• _Work required_:
Reduce the material below to its lines containing "true".

• _Records to use_:
↓
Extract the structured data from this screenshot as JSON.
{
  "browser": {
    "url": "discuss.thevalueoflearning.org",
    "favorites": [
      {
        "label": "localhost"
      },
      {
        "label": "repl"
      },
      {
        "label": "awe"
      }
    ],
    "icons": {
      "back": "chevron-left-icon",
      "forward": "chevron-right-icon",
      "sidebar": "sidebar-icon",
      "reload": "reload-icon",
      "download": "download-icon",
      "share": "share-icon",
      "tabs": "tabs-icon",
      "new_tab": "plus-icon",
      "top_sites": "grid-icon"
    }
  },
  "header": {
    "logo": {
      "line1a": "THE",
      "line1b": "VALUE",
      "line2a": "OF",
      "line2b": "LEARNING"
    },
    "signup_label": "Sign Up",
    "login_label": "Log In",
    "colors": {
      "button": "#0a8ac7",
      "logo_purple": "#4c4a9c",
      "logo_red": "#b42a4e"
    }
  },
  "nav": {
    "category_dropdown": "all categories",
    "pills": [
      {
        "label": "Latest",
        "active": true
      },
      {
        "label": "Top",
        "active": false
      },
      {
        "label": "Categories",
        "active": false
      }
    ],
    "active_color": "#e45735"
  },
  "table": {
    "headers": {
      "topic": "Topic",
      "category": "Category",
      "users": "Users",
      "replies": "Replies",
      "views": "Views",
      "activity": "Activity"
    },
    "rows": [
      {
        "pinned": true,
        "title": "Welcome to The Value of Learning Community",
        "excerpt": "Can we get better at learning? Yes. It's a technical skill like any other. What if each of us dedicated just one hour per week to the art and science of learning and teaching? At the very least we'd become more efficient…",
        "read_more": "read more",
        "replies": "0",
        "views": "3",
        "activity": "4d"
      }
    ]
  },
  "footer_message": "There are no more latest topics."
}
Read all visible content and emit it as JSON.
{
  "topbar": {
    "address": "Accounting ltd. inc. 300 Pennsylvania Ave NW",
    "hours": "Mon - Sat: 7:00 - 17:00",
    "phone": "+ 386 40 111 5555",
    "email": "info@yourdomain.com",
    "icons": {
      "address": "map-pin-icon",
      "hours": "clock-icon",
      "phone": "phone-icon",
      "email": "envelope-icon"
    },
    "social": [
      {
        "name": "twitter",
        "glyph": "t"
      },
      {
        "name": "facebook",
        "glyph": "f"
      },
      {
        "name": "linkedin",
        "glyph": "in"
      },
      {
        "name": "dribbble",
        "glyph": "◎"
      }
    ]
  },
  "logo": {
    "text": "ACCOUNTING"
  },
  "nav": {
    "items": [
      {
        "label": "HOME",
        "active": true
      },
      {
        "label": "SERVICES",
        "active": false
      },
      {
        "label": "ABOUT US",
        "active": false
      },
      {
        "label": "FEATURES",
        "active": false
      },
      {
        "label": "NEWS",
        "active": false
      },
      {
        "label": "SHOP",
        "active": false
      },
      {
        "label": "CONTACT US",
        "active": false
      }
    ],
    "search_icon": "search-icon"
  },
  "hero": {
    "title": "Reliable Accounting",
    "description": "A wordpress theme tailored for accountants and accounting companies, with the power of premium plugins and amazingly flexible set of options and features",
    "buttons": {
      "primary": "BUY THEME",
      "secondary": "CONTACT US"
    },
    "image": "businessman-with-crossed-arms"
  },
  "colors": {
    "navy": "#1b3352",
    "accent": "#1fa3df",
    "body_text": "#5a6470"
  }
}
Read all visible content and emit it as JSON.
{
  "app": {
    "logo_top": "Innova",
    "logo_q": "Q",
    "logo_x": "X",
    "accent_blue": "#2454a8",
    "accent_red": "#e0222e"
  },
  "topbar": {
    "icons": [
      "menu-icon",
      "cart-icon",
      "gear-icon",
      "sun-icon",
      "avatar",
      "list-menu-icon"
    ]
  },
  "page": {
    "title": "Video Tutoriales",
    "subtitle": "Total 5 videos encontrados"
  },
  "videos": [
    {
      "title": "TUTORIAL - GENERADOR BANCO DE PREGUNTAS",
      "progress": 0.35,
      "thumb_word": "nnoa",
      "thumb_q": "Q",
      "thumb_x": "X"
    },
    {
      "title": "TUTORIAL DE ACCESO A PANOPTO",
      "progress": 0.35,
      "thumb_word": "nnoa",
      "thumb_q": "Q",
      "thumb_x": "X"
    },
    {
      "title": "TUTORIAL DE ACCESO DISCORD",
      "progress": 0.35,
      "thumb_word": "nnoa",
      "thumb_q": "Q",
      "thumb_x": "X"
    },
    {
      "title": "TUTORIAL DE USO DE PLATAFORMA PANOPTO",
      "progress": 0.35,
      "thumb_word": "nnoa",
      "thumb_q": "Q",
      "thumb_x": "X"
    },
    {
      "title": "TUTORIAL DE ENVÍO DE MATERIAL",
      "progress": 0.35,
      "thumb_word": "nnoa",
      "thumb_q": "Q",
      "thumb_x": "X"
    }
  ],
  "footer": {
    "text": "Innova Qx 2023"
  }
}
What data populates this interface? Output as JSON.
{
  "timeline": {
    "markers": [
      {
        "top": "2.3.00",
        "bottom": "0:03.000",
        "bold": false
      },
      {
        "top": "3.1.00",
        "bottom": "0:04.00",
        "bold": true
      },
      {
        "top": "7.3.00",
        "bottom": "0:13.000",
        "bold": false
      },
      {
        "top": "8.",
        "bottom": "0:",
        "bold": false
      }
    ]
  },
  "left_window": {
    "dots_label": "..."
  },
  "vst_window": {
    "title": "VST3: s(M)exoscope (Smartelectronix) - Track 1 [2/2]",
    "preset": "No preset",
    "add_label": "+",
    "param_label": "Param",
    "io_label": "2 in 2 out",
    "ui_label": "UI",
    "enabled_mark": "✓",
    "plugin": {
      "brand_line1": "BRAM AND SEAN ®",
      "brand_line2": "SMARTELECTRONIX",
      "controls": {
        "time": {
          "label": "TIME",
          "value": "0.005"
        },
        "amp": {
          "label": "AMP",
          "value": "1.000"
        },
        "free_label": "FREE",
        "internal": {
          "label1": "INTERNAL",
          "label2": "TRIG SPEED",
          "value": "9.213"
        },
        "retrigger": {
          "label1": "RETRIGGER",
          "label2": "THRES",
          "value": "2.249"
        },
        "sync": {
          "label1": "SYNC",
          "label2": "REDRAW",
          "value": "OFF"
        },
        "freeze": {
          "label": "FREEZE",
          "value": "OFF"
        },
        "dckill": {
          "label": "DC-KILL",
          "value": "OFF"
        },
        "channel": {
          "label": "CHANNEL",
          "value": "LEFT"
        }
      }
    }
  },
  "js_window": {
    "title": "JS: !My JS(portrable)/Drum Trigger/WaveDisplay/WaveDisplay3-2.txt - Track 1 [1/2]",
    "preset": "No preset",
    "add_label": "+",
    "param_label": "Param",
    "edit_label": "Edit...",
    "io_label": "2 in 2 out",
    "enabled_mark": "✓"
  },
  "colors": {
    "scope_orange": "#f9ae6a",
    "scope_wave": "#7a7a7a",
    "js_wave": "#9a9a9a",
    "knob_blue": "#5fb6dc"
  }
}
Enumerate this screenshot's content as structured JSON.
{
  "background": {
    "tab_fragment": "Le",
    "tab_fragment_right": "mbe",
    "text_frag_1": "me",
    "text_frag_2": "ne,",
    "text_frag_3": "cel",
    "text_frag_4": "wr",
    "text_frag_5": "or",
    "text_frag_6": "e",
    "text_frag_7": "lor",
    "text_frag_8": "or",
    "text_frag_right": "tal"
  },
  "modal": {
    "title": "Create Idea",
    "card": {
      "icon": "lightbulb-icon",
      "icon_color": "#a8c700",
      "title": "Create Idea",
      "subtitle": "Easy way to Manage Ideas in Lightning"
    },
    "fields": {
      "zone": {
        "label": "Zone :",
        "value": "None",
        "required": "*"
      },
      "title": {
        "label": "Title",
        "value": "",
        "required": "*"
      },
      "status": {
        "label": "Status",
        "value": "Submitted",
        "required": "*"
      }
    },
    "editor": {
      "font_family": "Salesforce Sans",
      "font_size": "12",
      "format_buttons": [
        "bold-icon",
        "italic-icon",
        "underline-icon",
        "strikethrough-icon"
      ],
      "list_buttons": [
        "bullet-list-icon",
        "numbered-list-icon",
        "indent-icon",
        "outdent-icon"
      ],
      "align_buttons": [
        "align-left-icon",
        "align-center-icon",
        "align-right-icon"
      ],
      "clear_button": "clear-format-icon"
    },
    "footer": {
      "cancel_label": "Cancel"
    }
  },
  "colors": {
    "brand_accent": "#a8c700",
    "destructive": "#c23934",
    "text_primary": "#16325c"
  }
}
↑
• _Expected output_:
        "active": true
        "pinned": true,
        "active": true
        "bold": true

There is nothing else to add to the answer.